EXERCISE BRIEF —
The word "author" occurs in some of the lines below; copy each of those lines.
▼
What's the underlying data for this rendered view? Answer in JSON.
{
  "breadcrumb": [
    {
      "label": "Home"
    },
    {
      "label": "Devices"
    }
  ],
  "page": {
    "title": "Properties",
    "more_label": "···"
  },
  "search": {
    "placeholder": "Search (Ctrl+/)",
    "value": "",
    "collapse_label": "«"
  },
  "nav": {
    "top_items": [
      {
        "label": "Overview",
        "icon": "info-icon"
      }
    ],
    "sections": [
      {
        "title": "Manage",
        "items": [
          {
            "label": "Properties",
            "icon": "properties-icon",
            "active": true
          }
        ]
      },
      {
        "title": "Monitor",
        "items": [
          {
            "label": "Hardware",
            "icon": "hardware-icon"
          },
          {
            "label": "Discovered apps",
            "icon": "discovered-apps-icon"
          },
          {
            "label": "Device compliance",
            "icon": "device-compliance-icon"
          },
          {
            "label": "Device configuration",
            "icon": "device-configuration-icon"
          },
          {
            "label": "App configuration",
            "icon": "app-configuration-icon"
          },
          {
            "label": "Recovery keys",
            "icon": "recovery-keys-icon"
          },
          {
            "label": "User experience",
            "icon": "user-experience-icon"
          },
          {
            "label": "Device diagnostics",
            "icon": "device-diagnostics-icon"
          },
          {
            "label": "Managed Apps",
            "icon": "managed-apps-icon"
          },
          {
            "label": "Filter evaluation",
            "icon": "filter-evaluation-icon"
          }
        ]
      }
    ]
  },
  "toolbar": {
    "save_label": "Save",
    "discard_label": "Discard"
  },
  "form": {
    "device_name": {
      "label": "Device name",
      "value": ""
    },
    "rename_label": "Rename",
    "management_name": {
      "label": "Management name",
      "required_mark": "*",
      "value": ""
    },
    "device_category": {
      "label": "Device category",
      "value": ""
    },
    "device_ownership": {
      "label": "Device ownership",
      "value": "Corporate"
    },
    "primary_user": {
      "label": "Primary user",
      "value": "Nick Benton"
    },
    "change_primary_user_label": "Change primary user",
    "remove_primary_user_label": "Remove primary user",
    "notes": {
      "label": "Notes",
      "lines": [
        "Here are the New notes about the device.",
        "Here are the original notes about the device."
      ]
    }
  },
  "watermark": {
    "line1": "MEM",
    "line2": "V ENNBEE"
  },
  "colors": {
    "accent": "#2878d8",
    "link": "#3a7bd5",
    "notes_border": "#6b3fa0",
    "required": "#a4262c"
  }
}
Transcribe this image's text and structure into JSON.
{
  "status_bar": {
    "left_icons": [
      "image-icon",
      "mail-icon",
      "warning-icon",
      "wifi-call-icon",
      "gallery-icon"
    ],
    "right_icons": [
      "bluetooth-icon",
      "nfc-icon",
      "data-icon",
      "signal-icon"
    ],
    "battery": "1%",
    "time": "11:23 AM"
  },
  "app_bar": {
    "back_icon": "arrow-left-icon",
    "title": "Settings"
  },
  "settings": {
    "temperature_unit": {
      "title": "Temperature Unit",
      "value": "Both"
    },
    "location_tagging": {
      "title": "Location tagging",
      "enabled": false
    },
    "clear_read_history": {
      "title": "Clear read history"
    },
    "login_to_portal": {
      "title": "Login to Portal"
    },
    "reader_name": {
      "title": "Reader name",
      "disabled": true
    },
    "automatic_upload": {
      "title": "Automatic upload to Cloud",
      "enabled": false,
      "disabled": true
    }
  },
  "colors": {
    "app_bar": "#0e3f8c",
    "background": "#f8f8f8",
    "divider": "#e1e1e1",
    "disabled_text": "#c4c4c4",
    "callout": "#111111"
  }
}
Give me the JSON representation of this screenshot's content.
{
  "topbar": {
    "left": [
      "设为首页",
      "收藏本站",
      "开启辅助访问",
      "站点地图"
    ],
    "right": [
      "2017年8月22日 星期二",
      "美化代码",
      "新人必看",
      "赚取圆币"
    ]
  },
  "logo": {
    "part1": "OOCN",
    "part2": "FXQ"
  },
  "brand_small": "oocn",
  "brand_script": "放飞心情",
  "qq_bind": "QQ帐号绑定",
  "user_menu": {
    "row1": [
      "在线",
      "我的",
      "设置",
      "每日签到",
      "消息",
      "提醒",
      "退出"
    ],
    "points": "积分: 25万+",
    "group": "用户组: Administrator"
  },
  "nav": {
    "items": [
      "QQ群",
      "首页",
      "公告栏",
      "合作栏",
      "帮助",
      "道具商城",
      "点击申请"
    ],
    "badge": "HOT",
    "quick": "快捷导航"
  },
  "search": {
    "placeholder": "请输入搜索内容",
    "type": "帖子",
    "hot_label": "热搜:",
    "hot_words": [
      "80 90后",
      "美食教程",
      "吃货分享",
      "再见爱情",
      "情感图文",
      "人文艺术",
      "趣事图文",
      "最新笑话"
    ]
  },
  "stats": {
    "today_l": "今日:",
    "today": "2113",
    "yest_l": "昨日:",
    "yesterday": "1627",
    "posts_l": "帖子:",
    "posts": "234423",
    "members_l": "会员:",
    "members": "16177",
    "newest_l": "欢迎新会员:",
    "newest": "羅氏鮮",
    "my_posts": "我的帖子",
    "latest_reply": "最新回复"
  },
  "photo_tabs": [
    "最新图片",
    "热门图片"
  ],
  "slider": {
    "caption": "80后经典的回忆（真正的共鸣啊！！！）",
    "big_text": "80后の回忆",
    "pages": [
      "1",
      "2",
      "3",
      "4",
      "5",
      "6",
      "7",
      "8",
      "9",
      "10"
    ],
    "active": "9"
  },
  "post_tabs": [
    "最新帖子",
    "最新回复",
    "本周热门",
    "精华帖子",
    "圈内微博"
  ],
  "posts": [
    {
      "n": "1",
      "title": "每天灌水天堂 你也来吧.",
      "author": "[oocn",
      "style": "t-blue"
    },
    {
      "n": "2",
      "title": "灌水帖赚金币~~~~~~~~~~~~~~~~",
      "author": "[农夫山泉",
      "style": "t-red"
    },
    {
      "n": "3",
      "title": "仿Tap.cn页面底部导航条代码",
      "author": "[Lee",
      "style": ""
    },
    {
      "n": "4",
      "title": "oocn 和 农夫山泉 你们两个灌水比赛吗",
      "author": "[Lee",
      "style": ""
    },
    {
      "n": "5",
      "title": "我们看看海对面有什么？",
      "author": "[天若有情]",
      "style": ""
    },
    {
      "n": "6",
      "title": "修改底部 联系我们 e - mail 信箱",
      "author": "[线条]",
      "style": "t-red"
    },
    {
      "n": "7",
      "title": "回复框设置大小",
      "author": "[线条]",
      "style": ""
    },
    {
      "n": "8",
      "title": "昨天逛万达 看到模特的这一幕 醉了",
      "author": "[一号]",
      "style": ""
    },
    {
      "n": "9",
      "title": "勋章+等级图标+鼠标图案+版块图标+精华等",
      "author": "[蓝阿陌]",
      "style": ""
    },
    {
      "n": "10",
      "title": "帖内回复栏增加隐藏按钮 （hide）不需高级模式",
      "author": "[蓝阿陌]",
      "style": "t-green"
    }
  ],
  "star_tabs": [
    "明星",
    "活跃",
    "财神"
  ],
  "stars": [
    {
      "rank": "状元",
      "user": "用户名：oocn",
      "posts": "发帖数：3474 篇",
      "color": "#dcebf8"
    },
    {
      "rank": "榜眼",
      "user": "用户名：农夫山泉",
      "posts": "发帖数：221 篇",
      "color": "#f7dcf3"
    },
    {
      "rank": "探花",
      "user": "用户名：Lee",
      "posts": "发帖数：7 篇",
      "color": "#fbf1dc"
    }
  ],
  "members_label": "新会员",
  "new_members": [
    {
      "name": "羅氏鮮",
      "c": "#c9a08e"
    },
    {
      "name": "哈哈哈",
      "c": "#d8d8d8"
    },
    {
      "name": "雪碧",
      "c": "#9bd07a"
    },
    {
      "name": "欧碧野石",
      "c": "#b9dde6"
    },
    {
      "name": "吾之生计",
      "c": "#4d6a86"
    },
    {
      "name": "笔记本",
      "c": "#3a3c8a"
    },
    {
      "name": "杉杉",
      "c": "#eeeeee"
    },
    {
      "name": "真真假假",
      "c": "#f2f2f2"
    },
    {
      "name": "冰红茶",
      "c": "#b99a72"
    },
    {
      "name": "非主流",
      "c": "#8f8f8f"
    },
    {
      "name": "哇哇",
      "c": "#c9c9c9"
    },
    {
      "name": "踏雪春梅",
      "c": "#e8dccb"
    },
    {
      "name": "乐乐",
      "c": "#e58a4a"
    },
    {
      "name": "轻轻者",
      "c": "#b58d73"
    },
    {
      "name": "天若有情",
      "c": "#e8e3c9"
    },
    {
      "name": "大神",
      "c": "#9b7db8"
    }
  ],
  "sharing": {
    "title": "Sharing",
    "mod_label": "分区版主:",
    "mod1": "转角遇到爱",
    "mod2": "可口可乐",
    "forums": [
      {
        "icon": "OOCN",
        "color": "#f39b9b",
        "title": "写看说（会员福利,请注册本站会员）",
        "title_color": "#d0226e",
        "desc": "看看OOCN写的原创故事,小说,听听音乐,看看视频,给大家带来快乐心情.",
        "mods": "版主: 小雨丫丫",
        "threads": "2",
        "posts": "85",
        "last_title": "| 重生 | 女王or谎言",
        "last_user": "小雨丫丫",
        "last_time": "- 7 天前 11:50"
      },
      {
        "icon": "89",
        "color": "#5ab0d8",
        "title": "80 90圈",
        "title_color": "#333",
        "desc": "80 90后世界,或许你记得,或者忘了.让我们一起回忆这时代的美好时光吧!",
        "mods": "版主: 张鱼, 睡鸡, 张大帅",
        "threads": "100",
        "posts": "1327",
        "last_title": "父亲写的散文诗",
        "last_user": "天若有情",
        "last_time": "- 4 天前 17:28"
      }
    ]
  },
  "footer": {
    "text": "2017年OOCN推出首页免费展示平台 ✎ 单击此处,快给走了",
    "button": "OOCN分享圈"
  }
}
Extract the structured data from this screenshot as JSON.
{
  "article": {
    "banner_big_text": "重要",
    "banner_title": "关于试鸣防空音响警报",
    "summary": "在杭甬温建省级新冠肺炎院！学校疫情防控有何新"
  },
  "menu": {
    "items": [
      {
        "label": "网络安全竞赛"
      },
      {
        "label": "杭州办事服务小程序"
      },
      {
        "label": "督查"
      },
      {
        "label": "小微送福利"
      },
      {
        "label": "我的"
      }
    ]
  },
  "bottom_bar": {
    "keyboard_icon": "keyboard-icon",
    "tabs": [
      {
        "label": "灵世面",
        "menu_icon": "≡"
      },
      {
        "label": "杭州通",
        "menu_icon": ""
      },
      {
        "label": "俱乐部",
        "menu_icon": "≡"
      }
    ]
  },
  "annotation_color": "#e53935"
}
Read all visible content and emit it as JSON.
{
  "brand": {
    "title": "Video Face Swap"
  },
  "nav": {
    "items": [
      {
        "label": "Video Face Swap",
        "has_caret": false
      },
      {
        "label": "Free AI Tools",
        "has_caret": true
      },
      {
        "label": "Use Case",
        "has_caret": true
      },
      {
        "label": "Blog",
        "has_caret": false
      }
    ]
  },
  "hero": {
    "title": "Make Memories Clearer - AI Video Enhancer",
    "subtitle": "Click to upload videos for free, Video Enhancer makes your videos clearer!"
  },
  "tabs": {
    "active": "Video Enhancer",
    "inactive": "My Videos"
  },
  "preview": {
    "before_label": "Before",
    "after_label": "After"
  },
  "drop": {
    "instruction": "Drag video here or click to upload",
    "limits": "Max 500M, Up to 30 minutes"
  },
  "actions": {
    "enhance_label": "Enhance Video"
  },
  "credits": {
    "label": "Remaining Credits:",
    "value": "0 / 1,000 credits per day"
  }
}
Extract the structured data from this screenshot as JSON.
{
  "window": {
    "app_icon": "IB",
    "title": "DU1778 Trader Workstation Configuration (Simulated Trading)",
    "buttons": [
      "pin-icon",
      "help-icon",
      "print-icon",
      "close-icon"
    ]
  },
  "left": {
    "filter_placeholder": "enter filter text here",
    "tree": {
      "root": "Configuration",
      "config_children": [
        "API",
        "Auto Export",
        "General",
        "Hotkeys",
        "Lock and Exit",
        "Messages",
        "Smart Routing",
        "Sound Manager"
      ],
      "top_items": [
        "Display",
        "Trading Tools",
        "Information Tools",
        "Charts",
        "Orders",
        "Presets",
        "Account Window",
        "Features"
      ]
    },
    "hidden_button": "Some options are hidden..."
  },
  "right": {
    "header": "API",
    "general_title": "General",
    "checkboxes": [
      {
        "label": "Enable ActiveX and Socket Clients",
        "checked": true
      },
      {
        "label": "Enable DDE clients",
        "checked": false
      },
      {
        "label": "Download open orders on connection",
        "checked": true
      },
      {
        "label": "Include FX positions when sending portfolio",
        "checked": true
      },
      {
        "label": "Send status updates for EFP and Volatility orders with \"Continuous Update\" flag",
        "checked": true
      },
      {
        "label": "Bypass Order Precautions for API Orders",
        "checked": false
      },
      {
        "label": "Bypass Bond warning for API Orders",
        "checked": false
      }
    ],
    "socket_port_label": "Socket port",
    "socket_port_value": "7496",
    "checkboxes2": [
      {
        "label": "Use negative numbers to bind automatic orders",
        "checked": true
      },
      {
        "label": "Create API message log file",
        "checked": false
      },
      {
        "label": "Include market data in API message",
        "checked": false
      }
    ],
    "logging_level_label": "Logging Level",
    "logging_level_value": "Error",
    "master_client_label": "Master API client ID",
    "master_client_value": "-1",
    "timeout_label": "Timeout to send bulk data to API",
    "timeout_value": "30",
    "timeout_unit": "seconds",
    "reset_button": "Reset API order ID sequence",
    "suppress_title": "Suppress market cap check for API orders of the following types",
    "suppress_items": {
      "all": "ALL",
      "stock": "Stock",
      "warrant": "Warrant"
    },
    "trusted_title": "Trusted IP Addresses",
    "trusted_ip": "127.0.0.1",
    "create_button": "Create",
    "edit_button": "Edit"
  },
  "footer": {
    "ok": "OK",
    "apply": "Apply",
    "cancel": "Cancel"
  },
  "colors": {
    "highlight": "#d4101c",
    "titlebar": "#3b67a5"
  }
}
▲
SOLUTION TO THE EXERCISE —
      "author": "[oocn",
      "author": "[农夫山泉",
      "author": "[Lee",
      "author": "[Lee",
      "author": "[天若有情]",
      "author": "[线条]",
      "author": "[线条]",
      "author": "[一号]",
      "author": "[蓝阿陌]",
      "author": "[蓝阿陌]",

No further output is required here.